Re-ordering Core Data Objects on iOS4

The Core Data framework on the iPhone is incredibly powerful. It’s also incredibly efficient and part of that is because a collection of objects only have the order that you implicitly give them. For example you typically might give an Event object a timestamp and when you pull out all the events you might sort on that timestamp.

The NSFetchedResultsController is the main power house when dealing with such a scenario and is great for the master part of a master/detail data relationship. It’s main purpose is to manage the results returned from a fetch request similar to the above and provide data for a UITableView via delegate methods. It reacts on the model level so if you delete an Event object, the NSFetchedResultsController informs it’s delegate and so updates the UITableView automatically. It’s very clever indeed!

As I found out earlier yesterday, the problem comes when you want to re-order the objects in a user-defined way. Instead of sorting on a timestamp, I wanted the user to be able to specify that one object should occur before the other… I’m working on an app that lets you place waypoints down on a map. Timestamps in waypoints aren’t much use. It’s much more critical that they have a specific order.

After some Googling I came across a useful article on CocoaIsMyGirlfriend. This helped me 90% of the way but I had problems when re-ordering. When you re-order the objects, the UITableView would move cells about seemingly at random. This is because NSFetchedResultsController is model-driven. When you re-order something using the tableview methods the view is already correct (because you’ve dragged and dropped the cell there – it’s a user-driven change) and so when the delegate detects your index changes, it walks all over your view believing the cells to be in their original position. The trick is to ‘disable’ the UI updates with a boolean in your delegate methods. Set the boolean just before your re-indexing and unset it afterwards.

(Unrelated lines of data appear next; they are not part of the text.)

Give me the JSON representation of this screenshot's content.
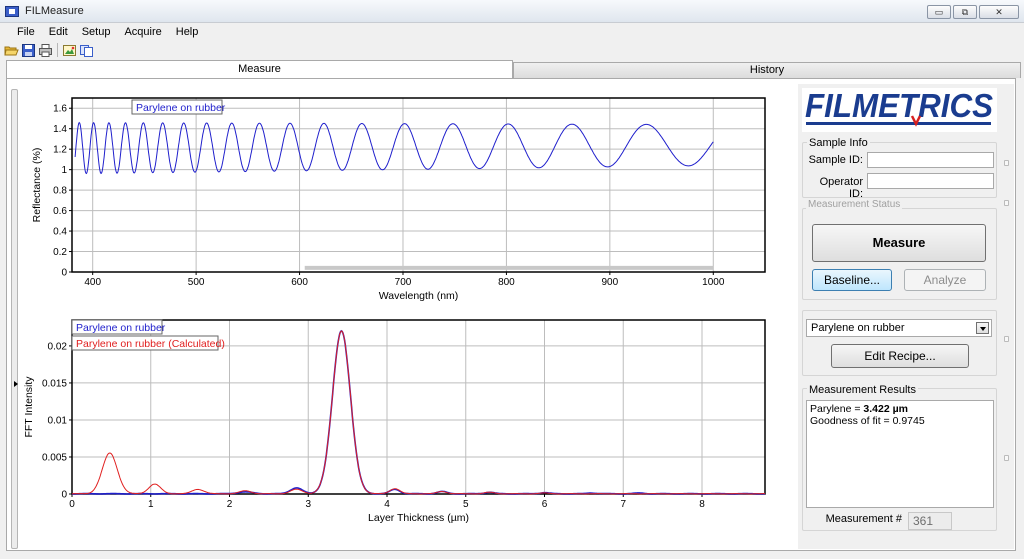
{
  "window": {
    "title": "FILMeasure",
    "buttons": [
      "▭",
      "⧉",
      "✕"
    ]
  },
  "menu": [
    "File",
    "Edit",
    "Setup",
    "Acquire",
    "Help"
  ],
  "toolbar": {
    "icons": [
      "open-folder-icon",
      "save-icon",
      "print-icon",
      "image-icon",
      "copy-icon"
    ]
  },
  "tabs": [
    {
      "label": "Measure",
      "active": true
    },
    {
      "label": "History",
      "active": false
    }
  ],
  "logo": {
    "text": "FILMETRICS",
    "color": "#1a3c8f"
  },
  "sample_info": {
    "title": "Sample Info",
    "sample_id_label": "Sample ID:",
    "sample_id_value": "",
    "operator_id_label": "Operator ID:",
    "operator_id_value": ""
  },
  "measurement_status": {
    "title": "Measurement Status",
    "measure_label": "Measure",
    "baseline_label": "Baseline...",
    "analyze_label": "Analyze"
  },
  "recipe": {
    "selected": "Parylene on rubber",
    "edit_label": "Edit Recipe..."
  },
  "results": {
    "title": "Measurement Results",
    "line1_prefix": "Parylene = ",
    "line1_value": "3.422 µm",
    "line2": "Goodness of fit = 0.9745",
    "measurement_label": "Measurement #",
    "measurement_number": "361"
  },
  "chart_data": [
    {
      "type": "line",
      "xlabel": "Wavelength (nm)",
      "ylabel": "Reflectance (%)",
      "xlim": [
        380,
        1050
      ],
      "ylim": [
        0,
        1.7
      ],
      "xticks": [
        400,
        500,
        600,
        700,
        800,
        900,
        1000
      ],
      "yticks": [
        0,
        0.2,
        0.4,
        0.6,
        0.8,
        1,
        1.2,
        1.4,
        1.6
      ],
      "ytick_labels": [
        "0",
        "0.2",
        "0.4",
        "0.6",
        "0.8",
        "1",
        "1.2",
        "1.4",
        "1.6"
      ],
      "grid": true,
      "legend": [
        "Parylene on rubber"
      ],
      "series": [
        {
          "name": "Parylene on rubber",
          "color": "#1f1fcc",
          "model": {
            "thickness_um": 3.422,
            "index": 1.64,
            "mean": 1.23,
            "amplitude_start": 0.25,
            "amplitude_end": 0.2,
            "x_start": 383,
            "x_end": 1000
          }
        }
      ],
      "range_bar": {
        "from": 605,
        "to": 1000,
        "color": "#c8c8c8"
      }
    },
    {
      "type": "line",
      "xlabel": "Layer Thickness (µm)",
      "ylabel": "FFT Intensity",
      "xlim": [
        0,
        8.8
      ],
      "ylim": [
        0,
        0.0235
      ],
      "xticks": [
        0,
        1,
        2,
        3,
        4,
        5,
        6,
        7,
        8
      ],
      "yticks": [
        0,
        0.005,
        0.01,
        0.015,
        0.02
      ],
      "ytick_labels": [
        "0",
        "0.005",
        "0.01",
        "0.015",
        "0.02"
      ],
      "grid": true,
      "legend": [
        "Parylene on rubber",
        "Parylene on rubber (Calculated)"
      ],
      "series": [
        {
          "name": "Parylene on rubber",
          "color": "#1f1fcc",
          "peaks": [
            [
              3.422,
              0.022,
              0.18
            ],
            [
              2.85,
              0.0008,
              0.12
            ],
            [
              2.2,
              0.00025,
              0.15
            ],
            [
              4.1,
              0.0006,
              0.1
            ],
            [
              4.7,
              0.0003,
              0.1
            ],
            [
              5.3,
              0.0002,
              0.1
            ],
            [
              6.0,
              0.00015,
              0.1
            ],
            [
              6.6,
              0.0001,
              0.1
            ],
            [
              7.2,
              0.0001,
              0.1
            ]
          ]
        },
        {
          "name": "Parylene on rubber (Calculated)",
          "color": "#e02020",
          "peaks": [
            [
              3.422,
              0.022,
              0.18
            ],
            [
              0.48,
              0.0055,
              0.15
            ],
            [
              1.05,
              0.0013,
              0.12
            ],
            [
              1.6,
              0.0006,
              0.12
            ],
            [
              2.2,
              0.0004,
              0.12
            ],
            [
              2.85,
              0.0006,
              0.12
            ],
            [
              4.1,
              0.0007,
              0.1
            ],
            [
              4.7,
              0.0003,
              0.1
            ],
            [
              5.3,
              0.0002,
              0.1
            ],
            [
              6.0,
              0.0001,
              0.1
            ]
          ]
        }
      ]
    }
  ]
}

For an example, see this stack overflow link on re-ordering.

Also have a look at what the Apple docs say on user-driven updates on the NSFetchedResultsController.